→ The input:
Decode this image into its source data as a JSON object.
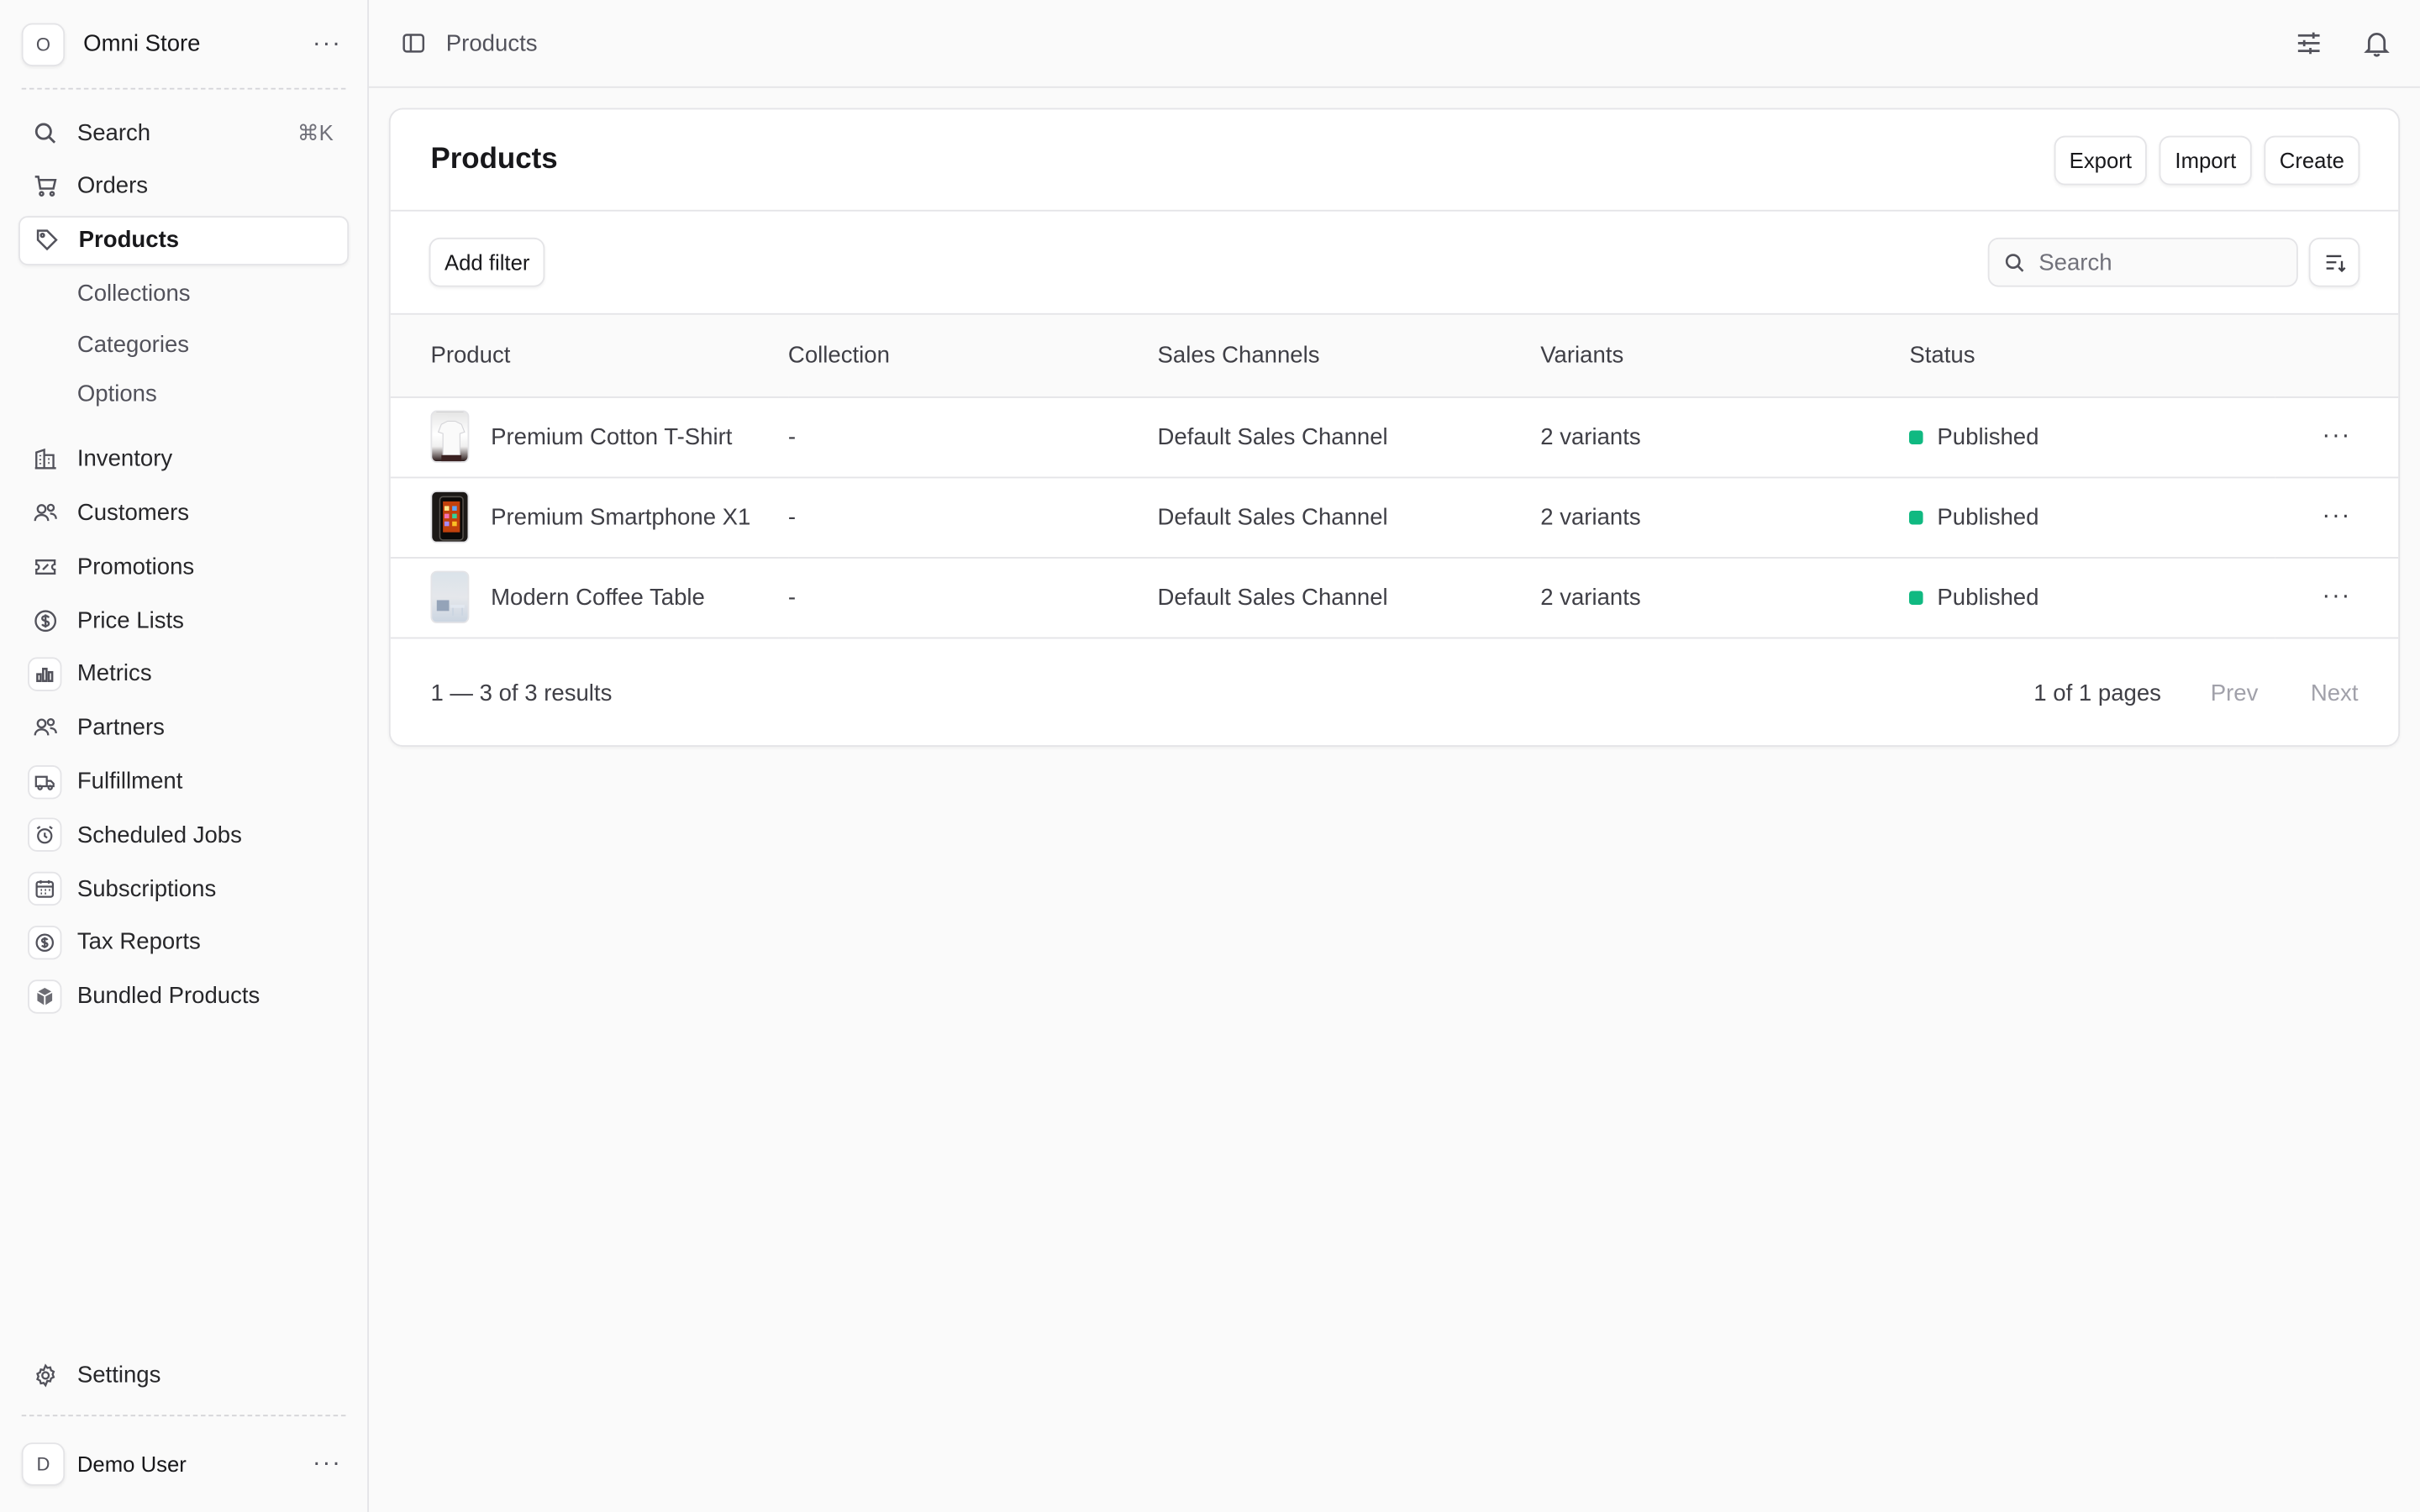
{
  "store": {
    "initial": "O",
    "name": "Omni Store"
  },
  "nav": {
    "search_label": "Search",
    "search_shortcut": "⌘K",
    "orders": "Orders",
    "products": "Products",
    "sub": [
      "Collections",
      "Categories",
      "Options"
    ],
    "extensions": [
      "Inventory",
      "Customers",
      "Promotions",
      "Price Lists",
      "Metrics",
      "Partners",
      "Fulfillment",
      "Scheduled Jobs",
      "Subscriptions",
      "Tax Reports",
      "Bundled Products"
    ],
    "settings": "Settings"
  },
  "user": {
    "initial": "D",
    "name": "Demo User"
  },
  "topbar": {
    "breadcrumb": "Products"
  },
  "page": {
    "title": "Products",
    "actions": {
      "export": "Export",
      "import": "Import",
      "create": "Create"
    },
    "add_filter": "Add filter",
    "search_placeholder": "Search"
  },
  "table": {
    "columns": [
      "Product",
      "Collection",
      "Sales Channels",
      "Variants",
      "Status"
    ],
    "rows": [
      {
        "product": "Premium Cotton T-Shirt",
        "collection": "-",
        "channels": "Default Sales Channel",
        "variants": "2 variants",
        "status": "Published"
      },
      {
        "product": "Premium Smartphone X1",
        "collection": "-",
        "channels": "Default Sales Channel",
        "variants": "2 variants",
        "status": "Published"
      },
      {
        "product": "Modern Coffee Table",
        "collection": "-",
        "channels": "Default Sales Channel",
        "variants": "2 variants",
        "status": "Published"
      }
    ]
  },
  "pagination": {
    "summary": "1 — 3 of 3 results",
    "pages": "1 of 1 pages",
    "prev": "Prev",
    "next": "Next"
  },
  "colors": {
    "status_published": "#10b981",
    "accent": "#18181b",
    "border": "#e4e4e7"
  }
}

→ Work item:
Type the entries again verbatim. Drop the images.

→ Response area:
Decode this image into its source data as a JSON object.
{
  "store": {
    "initial": "O",
    "name": "Omni Store"
  },
  "nav": {
    "search_label": "Search",
    "search_shortcut": "⌘K",
    "orders": "Orders",
    "products": "Products",
    "sub": [
      "Collections",
      "Categories",
      "Options"
    ],
    "extensions": [
      "Inventory",
      "Customers",
      "Promotions",
      "Price Lists",
      "Metrics",
      "Partners",
      "Fulfillment",
      "Scheduled Jobs",
      "Subscriptions",
      "Tax Reports",
      "Bundled Products"
    ],
    "settings": "Settings"
  },
  "user": {
    "initial": "D",
    "name": "Demo User"
  },
  "topbar": {
    "breadcrumb": "Products"
  },
  "page": {
    "title": "Products",
    "actions": {
      "export": "Export",
      "import": "Import",
      "create": "Create"
    },
    "add_filter": "Add filter",
    "search_placeholder": "Search"
  },
  "table": {
    "columns": [
      "Product",
      "Collection",
      "Sales Channels",
      "Variants",
      "Status"
    ],
    "rows": [
      {
        "product": "Premium Cotton T-Shirt",
        "collection": "-",
        "channels": "Default Sales Channel",
        "variants": "2 variants",
        "status": "Published"
      },
      {
        "product": "Premium Smartphone X1",
        "collection": "-",
        "channels": "Default Sales Channel",
        "variants": "2 variants",
        "status": "Published"
      },
      {
        "product": "Modern Coffee Table",
        "collection": "-",
        "channels": "Default Sales Channel",
        "variants": "2 variants",
        "status": "Published"
      }
    ]
  },
  "pagination": {
    "summary": "1 — 3 of 3 results",
    "pages": "1 of 1 pages",
    "prev": "Prev",
    "next": "Next"
  },
  "colors": {
    "status_published": "#10b981",
    "accent": "#18181b",
    "border": "#e4e4e7"
  }
}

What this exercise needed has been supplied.